May 2, 2023
Pacific College holistic nursing faculty members Mitzie Meyers, PhD, RN, CNE, AHN-BC and Caroline Ortiz, PhD(c), MSN, MPH, RN, NC-BC were recently interviewed for an article series by Andy Oram on problems people have taking their medication. Up to half of all patients who are prescribed medications for management of chronic conditions don’t take them properly–or sometimes, at all; one in five prescriptions waiting at the pharmacy don’t even get picked up. The cost of this problem is vast: hundreds of thousands of preventable deaths and hundreds of billions of dollars each year–possibly as much as 20% of all US healthcare spending, according to one estimate.

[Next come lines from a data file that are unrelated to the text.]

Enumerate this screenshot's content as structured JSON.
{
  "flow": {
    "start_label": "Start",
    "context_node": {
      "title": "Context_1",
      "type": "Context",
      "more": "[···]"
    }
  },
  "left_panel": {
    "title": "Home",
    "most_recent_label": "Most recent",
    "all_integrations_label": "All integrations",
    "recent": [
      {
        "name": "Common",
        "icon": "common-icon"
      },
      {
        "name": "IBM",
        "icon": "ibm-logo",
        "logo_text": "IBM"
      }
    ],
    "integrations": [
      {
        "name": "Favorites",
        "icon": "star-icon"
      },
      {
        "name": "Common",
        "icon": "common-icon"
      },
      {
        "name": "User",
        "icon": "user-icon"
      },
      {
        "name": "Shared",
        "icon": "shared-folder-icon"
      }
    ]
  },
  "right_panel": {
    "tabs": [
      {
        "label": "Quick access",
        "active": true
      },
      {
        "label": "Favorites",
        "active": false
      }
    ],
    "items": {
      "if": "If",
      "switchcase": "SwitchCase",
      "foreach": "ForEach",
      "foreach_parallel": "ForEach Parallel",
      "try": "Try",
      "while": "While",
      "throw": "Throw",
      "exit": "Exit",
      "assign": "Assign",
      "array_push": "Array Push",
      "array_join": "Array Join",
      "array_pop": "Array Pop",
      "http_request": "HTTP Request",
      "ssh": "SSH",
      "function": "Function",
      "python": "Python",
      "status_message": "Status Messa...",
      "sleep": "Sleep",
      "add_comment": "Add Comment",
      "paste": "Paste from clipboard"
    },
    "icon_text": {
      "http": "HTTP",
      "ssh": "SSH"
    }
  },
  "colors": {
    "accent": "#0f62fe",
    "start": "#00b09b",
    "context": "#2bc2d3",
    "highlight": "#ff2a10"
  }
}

Oram’s article series discusses multiple ways to address this problem.
Using Technology to Address Medication Access
In the United States, patient adherence to medication regimens drops drastically when the patient’s cost for that medication exceeds $50. Patients will fail to pick it up, fail to refill it, or take less medication, or take it less often than prescribed, all in the name of saving money–and justifiably so. The US is notorious for its bloated healthcare costs. Recent technological advances may help mitigate this, by providing up-to-date and transparent pricing, instead of the labyrinthine, obfuscated pricing modern Americans have been forced to grow accustomed to. Read More
Helping People Take Their Meds
IT solutions can also involve reminders, remote patient monitoring, and offers of online connections with clinicians or caregivers; text messages, app notifications, and even gamification can all help. Pacific’s Dr. Ortiz discussed obstacles to adherence like anxious patients that forget or don’t understand their doctor’s instructions, or can’t understand due to a language barrier. Both the healthcare provider and patient need extra support to ensure medication adherence–and technology can help. Read More
What Tends to Go Wrong With Medication Adherence?
A breakdown in medication adherence also often occurs immediately upon discharge from a hospital: Pacific’s Dr. Meyers points out that many patients enter the hospital in a crisis. Because payers want them discharged as soon as possible, they’re often exhausted, in pain, angry about needing new medication, or frustrated by their less-functional body while the hospital staff is trying to teach them about an array of unfamiliar pharmacologies. Afterwards, a nurse might follow up with a call at the most–this isn’t enough. Read More
Rethinking Medication and Information Technology
Oram’s final article in the series turns the question on its head: can patients get better without medications? Family, friends, and even community institutions can encourage them to adopt better habits, but Dr. Meyers emphasizes that the patient-practitioner relationship must be collaborative. Do the medications truly need to be prescribed? Some drugs, such as those for depression and anxiety, are notoriously overprescribed. Although some patients blindly request antibiotics, they won’t do anything for a viral infection. Dr. Ortiz reminds us that a patient’s reasons for altering or diverting from the medical plan can be many and varied. Read More